Jessica Grubb had been batting with heroin addiction for seven years before undergoing treatment. She had been sober for six months and had turned her life around; however, Jessica suffering a running injury and surgery was required.
At the hospital, Jessica’s parents repeatedly explained to doctors that their daughter was a recovering addict and that she should not be prescribed opioids, unless under strict supervision. That information did not reach her discharging doctor who prescribed her oxycodone tablets. That same evening, Jessica took several tablets and died from an overdose. Had her full medical history been allowed to be shared with all of her physicians, the overdose would have been avoided.
The drug addiction histories of patients are not permitted to be shared with doctors. That information is kept separate from patient’s medical records. However, that separation can all too easily lead to tragic incidents such as this.
While the legislation allows drug abuse histories to be shared, to protect the privacy of patients, the “history of opioid use disorder should, only at the patient’s request, be prominently displayed in the medical records (including electronic health records).”
Sen. Manchin, said “Today, Jessie’s Law passed in the Senate and it is a moment I am grateful to be a part of. This legislation honors the life of Jessie, someone who was lost too soon to something that was 100 percent preventable.”
Jessie’s law will not go to the House for consideration. Sens.
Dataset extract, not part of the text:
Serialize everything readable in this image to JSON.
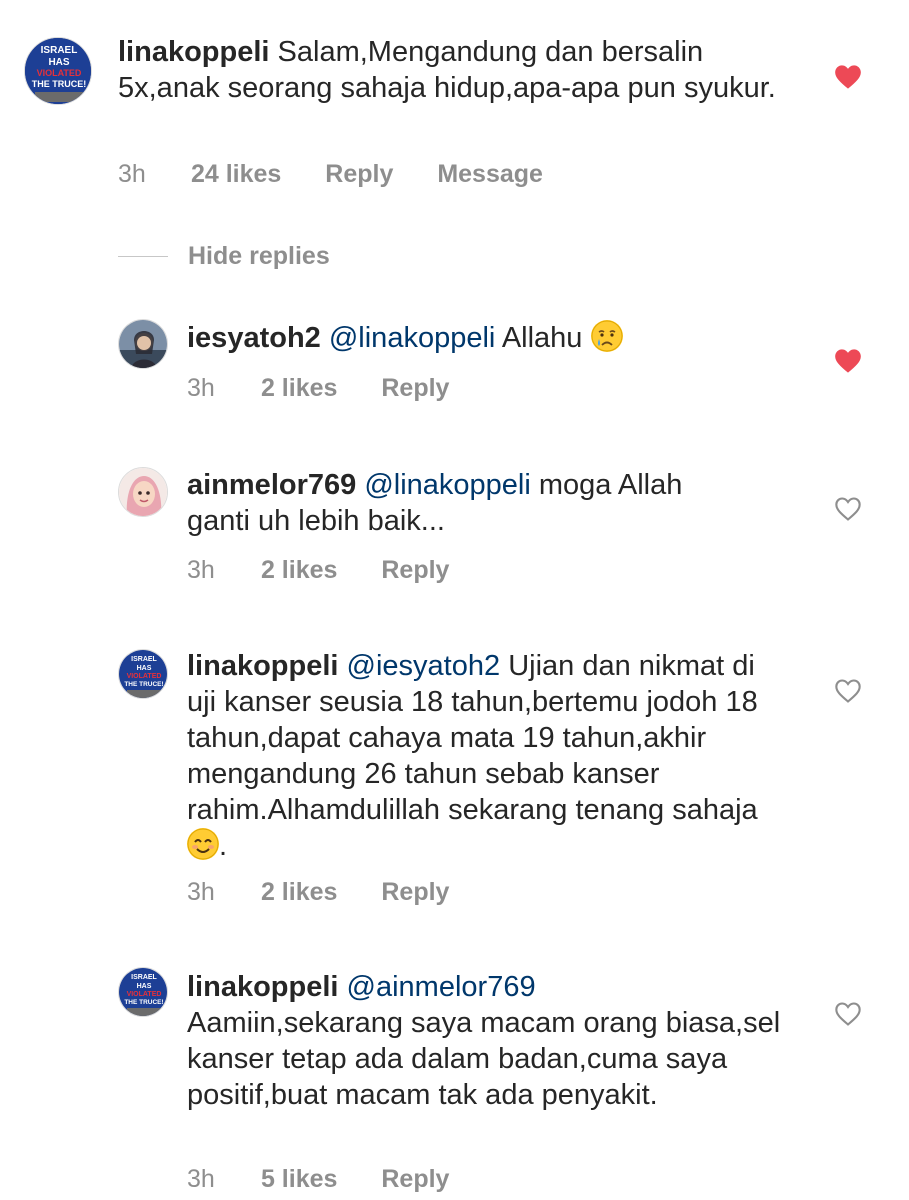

Manchin and Capito will continue to work hard to make sure the bill is passed by the House.
If the bill is passed, the U.S. Department of Health and Human Services will be required to issue guidelines for healthcare providers explaining when a history of opioid use can be prominently displayed on a patient’s medical record.